If you need an example, take a look at the 50/30/20 budget that I mentioned earlier. Tailor it to your own needs. If you have high expenses and can only afford to put 10% away for savings, maybe adjust it to a 65/25/10 budget or something. A budget is a guide and a path forward, not a restriction.
2. Refinance Debt
There are so many options available nowadays to refinance debt, it’s insane. Take a look at Lending Tree or Credible, where you can find low-interest loans to refinance your credit card payments. You can pay off credit cards immediately and pay significantly less per month, giving you more money in your budget. If you’re drowning in debt, you should stop paying so much interest and keep your money to yourself.
3. Get a Side Hustle
I’m a huge proponent of a side hustle. I think everybody in America should establish a secondary income stream on the side, and I talk about it a lot (The 10 Best Ways to Start Making Money as a Beginning Writer, Five Side Hustles to Start Today, How Do You Make Money?). If you’re not earning some extra money on top of your day job, it can be difficult and frustrating to pay down your debt and expand your budget quickly.
4. Use the Snowball Method for Paying Off Debt
The snowball method is a fun one, and you can use it in conjunction with your refinancing or other actions. Essentially, you pay off a small debt (say a $25 monthly credit card payment). Once you’ve done that, you keep your budget the same, the additional money just goes towards the next piece of debt (that way you’re paying $75 a month instead of $50 for your next credit card). It gets you out of debt quickly and gives you the motivational satisfaction of having accomplished something.
5. Start with Just $500 in Savings
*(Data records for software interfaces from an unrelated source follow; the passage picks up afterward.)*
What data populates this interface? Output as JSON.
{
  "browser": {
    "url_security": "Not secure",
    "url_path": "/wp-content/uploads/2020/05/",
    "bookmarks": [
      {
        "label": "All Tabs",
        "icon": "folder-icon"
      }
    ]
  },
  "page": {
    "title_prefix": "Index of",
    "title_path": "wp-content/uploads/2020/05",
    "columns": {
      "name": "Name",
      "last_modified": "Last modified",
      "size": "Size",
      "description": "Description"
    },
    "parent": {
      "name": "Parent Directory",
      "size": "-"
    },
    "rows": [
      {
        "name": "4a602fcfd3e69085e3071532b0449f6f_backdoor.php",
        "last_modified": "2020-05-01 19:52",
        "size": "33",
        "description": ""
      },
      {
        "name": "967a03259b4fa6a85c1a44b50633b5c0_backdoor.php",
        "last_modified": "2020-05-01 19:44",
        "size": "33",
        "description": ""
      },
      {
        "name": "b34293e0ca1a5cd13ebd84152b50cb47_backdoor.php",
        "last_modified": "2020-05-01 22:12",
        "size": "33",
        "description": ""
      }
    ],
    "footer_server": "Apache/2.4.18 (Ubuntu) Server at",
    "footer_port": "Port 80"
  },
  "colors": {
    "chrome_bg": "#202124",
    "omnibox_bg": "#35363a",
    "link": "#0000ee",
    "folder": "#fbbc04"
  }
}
What can you do with $500 extra? I’ve already tackled this topic in detail, but I’ll say it again – Researchers have shown that just having $500 in savings will prevent 75% of your emergency spending issues. There will probably be times when you have to spend more than that, but for the random problem that crops up every couple of months, you can likely solve it with just $500. If you had to pay that on a credit card, that $500 builds up with interest pretty quickly.
If you can’t muster any more, put $500 in a savings account for emergencies, ASAP. Then, when an issue arises, avoid using credit or going into debt in any way to pay for it. If you can do that, you’ll already be making headway because you won’t be adding debt to debt.
You’re not alone. Nearly 60% of Americans live paycheck to paycheck, and millions of families are living above their means every month. But if you can make a few simple changes, you can start to fix your financial situation forever. This is not a fleeting issue – your finances determine the vast majority of what happens in your life. Get it fixed today and start your path towards financial freedom.